@Saiboogu's answer is of course correct, this looks to be classic Schlieren photography.
It is notable that NASA has also developed two methods to generate faux-Schlieren images or "synthetic Schlieren" images without the need of special optical systems and collimated beams of light inside wind tunnels.
These techniques can be applied to real high speed aircraft or spacecraft moving in the Earth's atmosphere. Instead of generating light/dark bands from refraction of the collimated, uniform-intensity beam directly, they instead image a finely textured background as the craft passes in front of it. By using "optical flow" or other techniques they map small displacements of the texture due to the refraction, and plot the deflection map as intensity. The result can in some cases be better than traditional Schlieren imaging because they can reconstruct the vector direction of the displacement; the air density gradient.
NASA pioneered the use of the Sun, filtered through a narrow line filter (hydrogen-alpha or calcium-K) to produce the textured background. This could then be imaged from the ground by the craft passing between the ground cameras and the Sun.
Recently however they have also published results using a textured ground pattern in the desert, with a down-looking camera viewing from an aircraft above the craft to be measured.
Ground texture as background
From this answer:
Thanks to @Federico for finding and linking to this video!
Since they are measuring a two-dimensional displacement field, in a similar way to an optical flow measurement, they get a vector field rather than an intensity field for traditional schlieren imaging. That means they can play with the gradient in new ways.
Left: Schlieren image dramatically displays the shock wave of a supersonic jet flying over the Mojave Desert. Averaging multiple frames produce a low-noise picture of the shock waves. Right: Horizontal gradient reveals tip vortices from the same image set.
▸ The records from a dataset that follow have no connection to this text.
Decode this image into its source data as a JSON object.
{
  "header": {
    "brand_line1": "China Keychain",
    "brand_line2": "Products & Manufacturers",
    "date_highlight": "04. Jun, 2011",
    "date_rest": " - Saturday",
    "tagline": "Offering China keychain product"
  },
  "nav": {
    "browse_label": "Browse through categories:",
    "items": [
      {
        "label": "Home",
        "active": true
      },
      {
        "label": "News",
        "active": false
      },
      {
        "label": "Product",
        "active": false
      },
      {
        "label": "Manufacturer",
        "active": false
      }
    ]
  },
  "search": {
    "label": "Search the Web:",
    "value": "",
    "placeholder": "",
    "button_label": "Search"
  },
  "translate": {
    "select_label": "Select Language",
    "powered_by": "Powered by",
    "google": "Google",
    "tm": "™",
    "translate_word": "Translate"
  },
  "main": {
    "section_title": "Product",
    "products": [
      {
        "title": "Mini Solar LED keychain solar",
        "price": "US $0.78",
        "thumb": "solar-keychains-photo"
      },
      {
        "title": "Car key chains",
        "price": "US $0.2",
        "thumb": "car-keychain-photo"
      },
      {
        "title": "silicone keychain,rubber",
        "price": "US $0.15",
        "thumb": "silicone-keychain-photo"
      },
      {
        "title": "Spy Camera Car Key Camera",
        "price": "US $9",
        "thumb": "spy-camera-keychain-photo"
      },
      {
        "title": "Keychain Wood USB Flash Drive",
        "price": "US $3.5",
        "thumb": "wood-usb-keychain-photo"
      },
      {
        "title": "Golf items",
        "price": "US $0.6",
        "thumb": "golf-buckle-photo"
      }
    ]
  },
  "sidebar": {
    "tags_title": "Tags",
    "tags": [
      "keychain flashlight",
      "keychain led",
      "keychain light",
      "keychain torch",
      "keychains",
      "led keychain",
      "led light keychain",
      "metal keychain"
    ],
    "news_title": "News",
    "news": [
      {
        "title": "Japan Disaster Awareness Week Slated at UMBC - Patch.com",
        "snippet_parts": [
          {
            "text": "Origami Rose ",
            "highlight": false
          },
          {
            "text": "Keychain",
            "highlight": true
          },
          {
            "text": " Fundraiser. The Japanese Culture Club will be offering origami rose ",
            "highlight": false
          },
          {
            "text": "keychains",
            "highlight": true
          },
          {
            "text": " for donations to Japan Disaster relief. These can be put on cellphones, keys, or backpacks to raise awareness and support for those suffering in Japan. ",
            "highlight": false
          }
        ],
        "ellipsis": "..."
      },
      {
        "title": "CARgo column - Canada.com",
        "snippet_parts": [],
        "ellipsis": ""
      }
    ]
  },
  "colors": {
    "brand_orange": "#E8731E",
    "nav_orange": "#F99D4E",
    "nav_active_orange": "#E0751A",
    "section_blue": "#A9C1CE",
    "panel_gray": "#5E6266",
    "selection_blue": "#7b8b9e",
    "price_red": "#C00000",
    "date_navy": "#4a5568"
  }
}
Solar texture as background
From this answer:
Updated camera testing on the ground, screenshot from NASA Supersonic Flights Validate Flightworthiness for Future Schlieren Imaging